RECORDS FOR THIS TASK Start Marker

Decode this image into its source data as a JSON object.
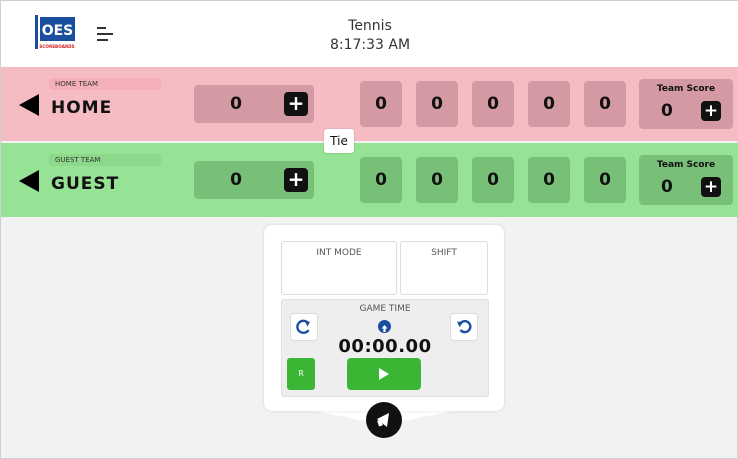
{
  "header": {
    "logo_text": "OES",
    "logo_subtext": "SCOREBOARDS",
    "sport": "Tennis",
    "time": "8:17:33 AM"
  },
  "icons": [
    "menu-icon",
    "arrow-left-icon",
    "plus-icon",
    "refresh-icon",
    "undo-icon",
    "up-arrow-icon",
    "play-icon",
    "horn-icon"
  ],
  "colors": {
    "home_bg": "#f6bcc4",
    "guest_bg": "#97e396",
    "accent_green": "#3ab634",
    "accent_blue": "#1a4fa0"
  },
  "home": {
    "label": "HOME TEAM",
    "name": "HOME",
    "score": "0",
    "sets": [
      "0",
      "0",
      "0",
      "0",
      "0"
    ],
    "team_score_label": "Team Score",
    "team_score": "0"
  },
  "guest": {
    "label": "GUEST TEAM",
    "name": "GUEST",
    "score": "0",
    "sets": [
      "0",
      "0",
      "0",
      "0",
      "0"
    ],
    "team_score_label": "Team Score",
    "team_score": "0"
  },
  "tie": "Tie",
  "control": {
    "int_mode": "INT MODE",
    "shift": "SHIFT",
    "game_time_label": "GAME TIME",
    "game_time": "00:00.00",
    "reset_label": "R"
  }
}
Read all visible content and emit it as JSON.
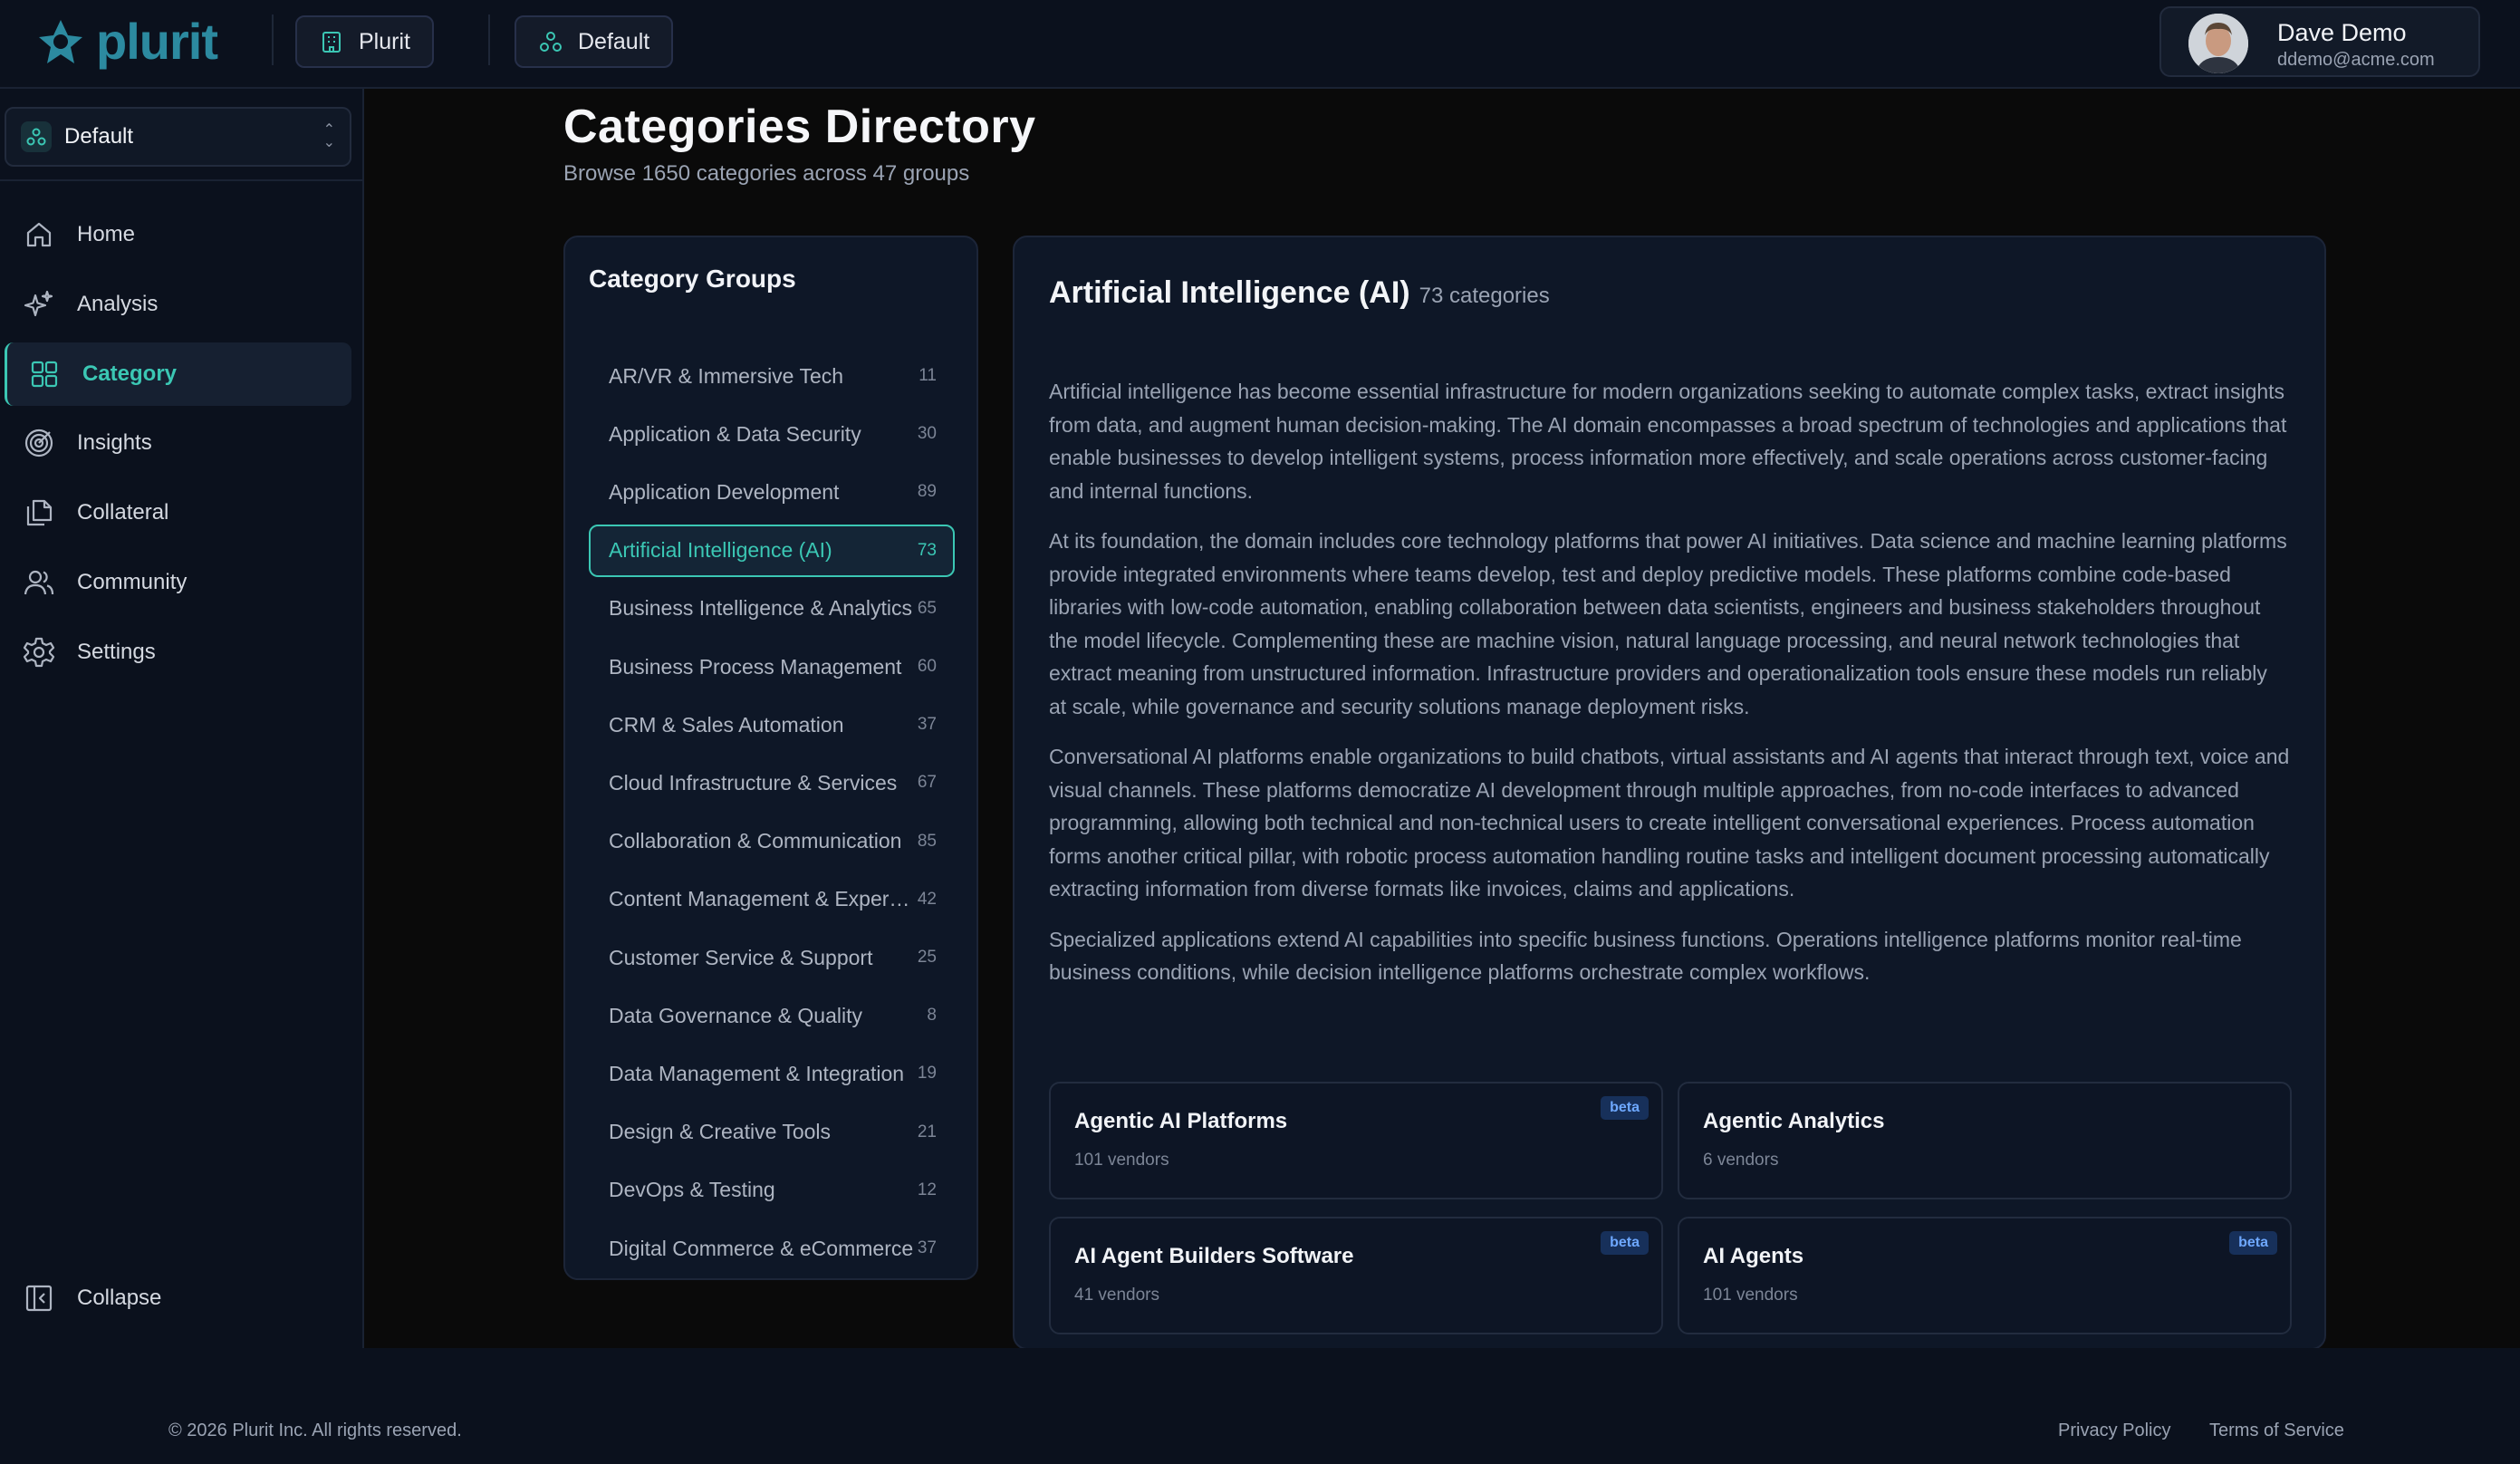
{
  "brand": {
    "name": "plurit"
  },
  "topbar": {
    "workspace_chip": "Plurit",
    "org_chip": "Default"
  },
  "user": {
    "name": "Dave Demo",
    "email": "ddemo@acme.com"
  },
  "sidebar": {
    "org_select": "Default",
    "items": [
      {
        "label": "Home",
        "icon": "home-icon"
      },
      {
        "label": "Analysis",
        "icon": "sparkles-icon"
      },
      {
        "label": "Category",
        "icon": "grid-icon",
        "active": true
      },
      {
        "label": "Insights",
        "icon": "target-icon"
      },
      {
        "label": "Collateral",
        "icon": "files-icon"
      },
      {
        "label": "Community",
        "icon": "users-icon"
      },
      {
        "label": "Settings",
        "icon": "gear-icon"
      }
    ],
    "collapse": "Collapse"
  },
  "page": {
    "title": "Categories Directory",
    "subtitle": "Browse 1650 categories across 47 groups"
  },
  "groups": {
    "title": "Category Groups",
    "items": [
      {
        "label": "AR/VR & Immersive Tech",
        "count": "11"
      },
      {
        "label": "Application & Data Security",
        "count": "30"
      },
      {
        "label": "Application Development",
        "count": "89"
      },
      {
        "label": "Artificial Intelligence (AI)",
        "count": "73",
        "active": true
      },
      {
        "label": "Business Intelligence & Analytics",
        "count": "65"
      },
      {
        "label": "Business Process Management",
        "count": "60"
      },
      {
        "label": "CRM & Sales Automation",
        "count": "37"
      },
      {
        "label": "Cloud Infrastructure & Services",
        "count": "67"
      },
      {
        "label": "Collaboration & Communication",
        "count": "85"
      },
      {
        "label": "Content Management & Experience",
        "count": "42"
      },
      {
        "label": "Customer Service & Support",
        "count": "25"
      },
      {
        "label": "Data Governance & Quality",
        "count": "8"
      },
      {
        "label": "Data Management & Integration",
        "count": "19"
      },
      {
        "label": "Design & Creative Tools",
        "count": "21"
      },
      {
        "label": "DevOps & Testing",
        "count": "12"
      },
      {
        "label": "Digital Commerce & eCommerce",
        "count": "37"
      }
    ]
  },
  "detail": {
    "title": "Artificial Intelligence (AI)",
    "count": "73 categories",
    "paragraphs": [
      "Artificial intelligence has become essential infrastructure for modern organizations seeking to automate complex tasks, extract insights from data, and augment human decision-making. The AI domain encompasses a broad spectrum of technologies and applications that enable businesses to develop intelligent systems, process information more effectively, and scale operations across customer-facing and internal functions.",
      "At its foundation, the domain includes core technology platforms that power AI initiatives. Data science and machine learning platforms provide integrated environments where teams develop, test and deploy predictive models. These platforms combine code-based libraries with low-code automation, enabling collaboration between data scientists, engineers and business stakeholders throughout the model lifecycle. Complementing these are machine vision, natural language processing, and neural network technologies that extract meaning from unstructured information. Infrastructure providers and operationalization tools ensure these models run reliably at scale, while governance and security solutions manage deployment risks.",
      "Conversational AI platforms enable organizations to build chatbots, virtual assistants and AI agents that interact through text, voice and visual channels. These platforms democratize AI development through multiple approaches, from no-code interfaces to advanced programming, allowing both technical and non-technical users to create intelligent conversational experiences. Process automation forms another critical pillar, with robotic process automation handling routine tasks and intelligent document processing automatically extracting information from diverse formats like invoices, claims and applications.",
      "Specialized applications extend AI capabilities into specific business functions. Operations intelligence platforms monitor real-time business conditions, while decision intelligence platforms orchestrate complex workflows."
    ],
    "cards": [
      {
        "name": "Agentic AI Platforms",
        "vendors": "101 vendors",
        "badge": "beta"
      },
      {
        "name": "Agentic Analytics",
        "vendors": "6 vendors",
        "badge": ""
      },
      {
        "name": "AI Agent Builders Software",
        "vendors": "41 vendors",
        "badge": "beta"
      },
      {
        "name": "AI Agents",
        "vendors": "101 vendors",
        "badge": "beta"
      }
    ]
  },
  "footer": {
    "copyright": "© 2026 Plurit Inc. All rights reserved.",
    "privacy": "Privacy Policy",
    "terms": "Terms of Service"
  },
  "colors": {
    "accent": "#3bc7b4",
    "brand": "#2c8aa0",
    "background": "#0a0a0a",
    "panel": "#0e1727",
    "beta": "#6ea8ff"
  }
}
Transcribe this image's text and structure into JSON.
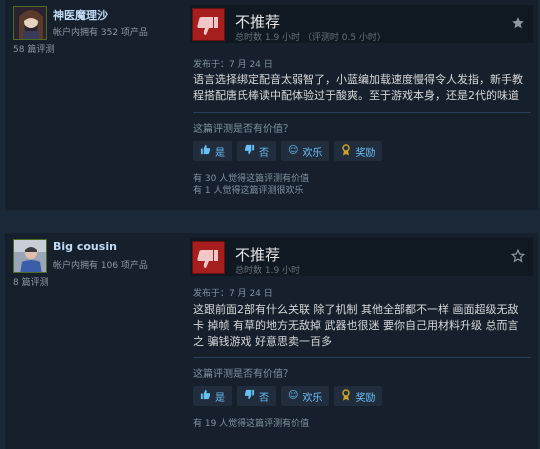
{
  "reviews": [
    {
      "author": {
        "name": "神医魔理沙",
        "products": "帐户内拥有 352 项产品",
        "review_count": "58 篇评测"
      },
      "verdict": "不推荐",
      "hours": "总时数 1.9 小时   （评测时 0.5 小时）",
      "posted": "发布于：7 月 24 日",
      "body": "语言选择绑定配音太弱智了，小蓝编加载速度慢得令人发指，新手教\n程搭配唐氏棒读中配体验过于酸爽。至于游戏本身，还是2代的味道",
      "helpful_question": "这篇评测是否有价值？",
      "buttons": {
        "yes": "是",
        "no": "否",
        "funny": "欢乐",
        "award": "奖励"
      },
      "stats": [
        "有 30 人觉得这篇评测有价值",
        "有 1 人觉得这篇评测很欢乐"
      ],
      "favorited": true
    },
    {
      "author": {
        "name": "Big cousin",
        "products": "帐户内拥有 106 项产品",
        "review_count": "8 篇评测"
      },
      "verdict": "不推荐",
      "hours": "总时数 1.9 小时",
      "posted": "发布于：7 月 24 日",
      "body": "这跟前面2部有什么关联 除了机制 其他全部都不一样 画面超级无敌\n卡 掉帧 有草的地方无敌掉 武器也很迷 要你自己用材料升级 总而言\n之 骗钱游戏 好意思卖一百多",
      "helpful_question": "这篇评测是否有价值？",
      "buttons": {
        "yes": "是",
        "no": "否",
        "funny": "欢乐",
        "award": "奖励"
      },
      "stats": [
        "有 19 人觉得这篇评测有价值"
      ],
      "favorited": false
    }
  ],
  "colors": {
    "thumb_down_bg": "#a61e1e",
    "link_blue": "#67c1f5",
    "award_gold": "#c9a227"
  },
  "icons": [
    "thumbs-down-icon",
    "thumbs-up-icon",
    "smiley-icon",
    "award-icon",
    "star-icon"
  ]
}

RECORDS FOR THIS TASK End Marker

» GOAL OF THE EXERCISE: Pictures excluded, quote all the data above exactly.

» ANSWER SPACE:
Decode this image into its source data as a JSON object.
{
  "header": {
    "logo_text": "OES",
    "logo_subtext": "SCOREBOARDS",
    "sport": "Tennis",
    "time": "8:17:33 AM"
  },
  "icons": [
    "menu-icon",
    "arrow-left-icon",
    "plus-icon",
    "refresh-icon",
    "undo-icon",
    "up-arrow-icon",
    "play-icon",
    "horn-icon"
  ],
  "colors": {
    "home_bg": "#f6bcc4",
    "guest_bg": "#97e396",
    "accent_green": "#3ab634",
    "accent_blue": "#1a4fa0"
  },
  "home": {
    "label": "HOME TEAM",
    "name": "HOME",
    "score": "0",
    "sets": [
      "0",
      "0",
      "0",
      "0",
      "0"
    ],
    "team_score_label": "Team Score",
    "team_score": "0"
  },
  "guest": {
    "label": "GUEST TEAM",
    "name": "GUEST",
    "score": "0",
    "sets": [
      "0",
      "0",
      "0",
      "0",
      "0"
    ],
    "team_score_label": "Team Score",
    "team_score": "0"
  },
  "tie": "Tie",
  "control": {
    "int_mode": "INT MODE",
    "shift": "SHIFT",
    "game_time_label": "GAME TIME",
    "game_time": "00:00.00",
    "reset_label": "R"
  }
}
Read all visible content and emit it as JSON.
{
  "brand": {
    "name": "plurit"
  },
  "topbar": {
    "workspace_chip": "Plurit",
    "org_chip": "Default"
  },
  "user": {
    "name": "Dave Demo",
    "email": "ddemo@acme.com"
  },
  "sidebar": {
    "org_select": "Default",
    "items": [
      {
        "label": "Home",
        "icon": "home-icon"
      },
      {
        "label": "Analysis",
        "icon": "sparkles-icon"
      },
      {
        "label": "Category",
        "icon": "grid-icon",
        "active": true
      },
      {
        "label": "Insights",
        "icon": "target-icon"
      },
      {
        "label": "Collateral",
        "icon": "files-icon"
      },
      {
        "label": "Community",
        "icon": "users-icon"
      },
      {
        "label": "Settings",
        "icon": "gear-icon"
      }
    ],
    "collapse": "Collapse"
  },
  "page": {
    "title": "Categories Directory",
    "subtitle": "Browse 1650 categories across 47 groups"
  },
  "groups": {
    "title": "Category Groups",
    "items": [
      {
        "label": "AR/VR & Immersive Tech",
        "count": "11"
      },
      {
        "label": "Application & Data Security",
        "count": "30"
      },
      {
        "label": "Application Development",
        "count": "89"
      },
      {
        "label": "Artificial Intelligence (AI)",
        "count": "73",
        "active": true
      },
      {
        "label": "Business Intelligence & Analytics",
        "count": "65"
      },
      {
        "label": "Business Process Management",
        "count": "60"
      },
      {
        "label": "CRM & Sales Automation",
        "count": "37"
      },
      {
        "label": "Cloud Infrastructure & Services",
        "count": "67"
      },
      {
        "label": "Collaboration & Communication",
        "count": "85"
      },
      {
        "label": "Content Management & Experience",
        "count": "42"
      },
      {
        "label": "Customer Service & Support",
        "count": "25"
      },
      {
        "label": "Data Governance & Quality",
        "count": "8"
      },
      {
        "label": "Data Management & Integration",
        "count": "19"
      },
      {
        "label": "Design & Creative Tools",
        "count": "21"
      },
      {
        "label": "DevOps & Testing",
        "count": "12"
      },
      {
        "label": "Digital Commerce & eCommerce",
        "count": "37"
      }
    ]
  },
  "detail": {
    "title": "Artificial Intelligence (AI)",
    "count": "73 categories",
    "paragraphs": [
      "Artificial intelligence has become essential infrastructure for modern organizations seeking to automate complex tasks, extract insights from data, and augment human decision-making. The AI domain encompasses a broad spectrum of technologies and applications that enable businesses to develop intelligent systems, process information more effectively, and scale operations across customer-facing and internal functions.",
      "At its foundation, the domain includes core technology platforms that power AI initiatives. Data science and machine learning platforms provide integrated environments where teams develop, test and deploy predictive models. These platforms combine code-based libraries with low-code automation, enabling collaboration between data scientists, engineers and business stakeholders throughout the model lifecycle. Complementing these are machine vision, natural language processing, and neural network technologies that extract meaning from unstructured information. Infrastructure providers and operationalization tools ensure these models run reliably at scale, while governance and security solutions manage deployment risks.",
      "Conversational AI platforms enable organizations to build chatbots, virtual assistants and AI agents that interact through text, voice and visual channels. These platforms democratize AI development through multiple approaches, from no-code interfaces to advanced programming, allowing both technical and non-technical users to create intelligent conversational experiences. Process automation forms another critical pillar, with robotic process automation handling routine tasks and intelligent document processing automatically extracting information from diverse formats like invoices, claims and applications.",
      "Specialized applications extend AI capabilities into specific business functions. Operations intelligence platforms monitor real-time business conditions, while decision intelligence platforms orchestrate complex workflows."
    ],
    "cards": [
      {
        "name": "Agentic AI Platforms",
        "vendors": "101 vendors",
        "badge": "beta"
      },
      {
        "name": "Agentic Analytics",
        "vendors": "6 vendors",
        "badge": ""
      },
      {
        "name": "AI Agent Builders Software",
        "vendors": "41 vendors",
        "badge": "beta"
      },
      {
        "name": "AI Agents",
        "vendors": "101 vendors",
        "badge": "beta"
      }
    ]
  },
  "footer": {
    "copyright": "© 2026 Plurit Inc. All rights reserved.",
    "privacy": "Privacy Policy",
    "terms": "Terms of Service"
  },
  "colors": {
    "accent": "#3bc7b4",
    "brand": "#2c8aa0",
    "background": "#0a0a0a",
    "panel": "#0e1727",
    "beta": "#6ea8ff"
  }
}
Transcribe this image's text and structure into JSON.
{
  "reviews": [
    {
      "author": {
        "name": "神医魔理沙",
        "products": "帐户内拥有 352 项产品",
        "review_count": "58 篇评测"
      },
      "verdict": "不推荐",
      "hours": "总时数 1.9 小时   （评测时 0.5 小时）",
      "posted": "发布于：7 月 24 日",
      "body": "语言选择绑定配音太弱智了，小蓝编加载速度慢得令人发指，新手教\n程搭配唐氏棒读中配体验过于酸爽。至于游戏本身，还是2代的味道",
      "helpful_question": "这篇评测是否有价值？",
      "buttons": {
        "yes": "是",
        "no": "否",
        "funny": "欢乐",
        "award": "奖励"
      },
      "stats": [
        "有 30 人觉得这篇评测有价值",
        "有 1 人觉得这篇评测很欢乐"
      ],
      "favorited": true
    },
    {
      "author": {
        "name": "Big cousin",
        "products": "帐户内拥有 106 项产品",
        "review_count": "8 篇评测"
      },
      "verdict": "不推荐",
      "hours": "总时数 1.9 小时",
      "posted": "发布于：7 月 24 日",
      "body": "这跟前面2部有什么关联 除了机制 其他全部都不一样 画面超级无敌\n卡 掉帧 有草的地方无敌掉 武器也很迷 要你自己用材料升级 总而言\n之 骗钱游戏 好意思卖一百多",
      "helpful_question": "这篇评测是否有价值？",
      "buttons": {
        "yes": "是",
        "no": "否",
        "funny": "欢乐",
        "award": "奖励"
      },
      "stats": [
        "有 19 人觉得这篇评测有价值"
      ],
      "favorited": false
    }
  ],
  "colors": {
    "thumb_down_bg": "#a61e1e",
    "link_blue": "#67c1f5",
    "award_gold": "#c9a227"
  },
  "icons": [
    "thumbs-down-icon",
    "thumbs-up-icon",
    "smiley-icon",
    "award-icon",
    "star-icon"
  ]
}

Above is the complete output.